There isn’t a definitive answer to these questions and, in the end, it’s your personal preference that matters and should prevail. However, there are plenty of reasons not to focus yourself on a single story or work. Let’s think about it, really.

When you spend all your energy on a single story, you mostly end up frustrated. It’s too much pressure that falls on a single goal and each requisite step to get there. Also, something that initially seemed to be a, or THE, great idea doesn’t always turn out to be that good when finally put on paper, or even be something that you’d love or want to work on, let alone finish. This feeling can be overwhelming and it ends up with you giving up your dream of writing.

In your writing career, many stories will never leave your computer or your desk and if you invest many a month, sometimes years in a single one of them, without having anything else… Well, it’s something that can really make you crazy, right?

Besides, it’s really boring to do the same thing all the time… Even if you really love your story and your ideas, there will come the day when you just can’t look at it anymore… It’s a natural process in any long term project and you can’t run from it. So, now what? After so many time spend writing it… What will you do? Give up? Of course not.

So, instead of putting all your efforts down on a single story, just one, instead try to have three or four ideas for different stories and just pick up the one that best fits your mood that day.

But! There are always a but, right? Please be careful, because this work methodology can also be a wonderful way of procrastinating. It needs constant attention on your end, to make sure you keep up with your work, stick to at least a semblance of a routine and change your plans any time it’s definitely needed.
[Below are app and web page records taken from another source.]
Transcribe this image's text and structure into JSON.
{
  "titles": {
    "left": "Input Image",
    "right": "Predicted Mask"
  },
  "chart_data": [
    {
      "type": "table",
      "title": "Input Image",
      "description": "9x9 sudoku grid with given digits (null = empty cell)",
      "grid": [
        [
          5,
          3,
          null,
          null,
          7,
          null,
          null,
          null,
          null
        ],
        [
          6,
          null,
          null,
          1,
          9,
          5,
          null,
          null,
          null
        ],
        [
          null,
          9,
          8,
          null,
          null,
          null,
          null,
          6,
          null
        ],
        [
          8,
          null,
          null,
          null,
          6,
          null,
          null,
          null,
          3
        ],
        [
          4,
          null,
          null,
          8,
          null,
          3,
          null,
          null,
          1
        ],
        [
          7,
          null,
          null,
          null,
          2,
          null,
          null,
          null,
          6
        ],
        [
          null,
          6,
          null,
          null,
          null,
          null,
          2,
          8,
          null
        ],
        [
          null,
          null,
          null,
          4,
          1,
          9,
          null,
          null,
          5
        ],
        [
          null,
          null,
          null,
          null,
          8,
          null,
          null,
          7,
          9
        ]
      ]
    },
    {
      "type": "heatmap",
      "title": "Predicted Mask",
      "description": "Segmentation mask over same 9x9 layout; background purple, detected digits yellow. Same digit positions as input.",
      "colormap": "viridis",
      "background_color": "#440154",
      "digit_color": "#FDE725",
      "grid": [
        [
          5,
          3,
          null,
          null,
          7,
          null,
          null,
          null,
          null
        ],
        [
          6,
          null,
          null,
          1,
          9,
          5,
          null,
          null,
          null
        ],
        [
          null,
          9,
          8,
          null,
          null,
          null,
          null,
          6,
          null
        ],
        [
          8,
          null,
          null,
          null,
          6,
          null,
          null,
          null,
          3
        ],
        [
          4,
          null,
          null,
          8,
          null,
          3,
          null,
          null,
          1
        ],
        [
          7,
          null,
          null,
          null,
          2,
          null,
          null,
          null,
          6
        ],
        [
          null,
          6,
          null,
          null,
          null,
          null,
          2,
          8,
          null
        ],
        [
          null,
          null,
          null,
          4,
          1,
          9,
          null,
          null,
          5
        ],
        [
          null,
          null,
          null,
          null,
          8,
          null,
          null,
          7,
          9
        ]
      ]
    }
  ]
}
Who says that you have to follow the very same schedule, for each of your stories, from the beginning until the end? 😉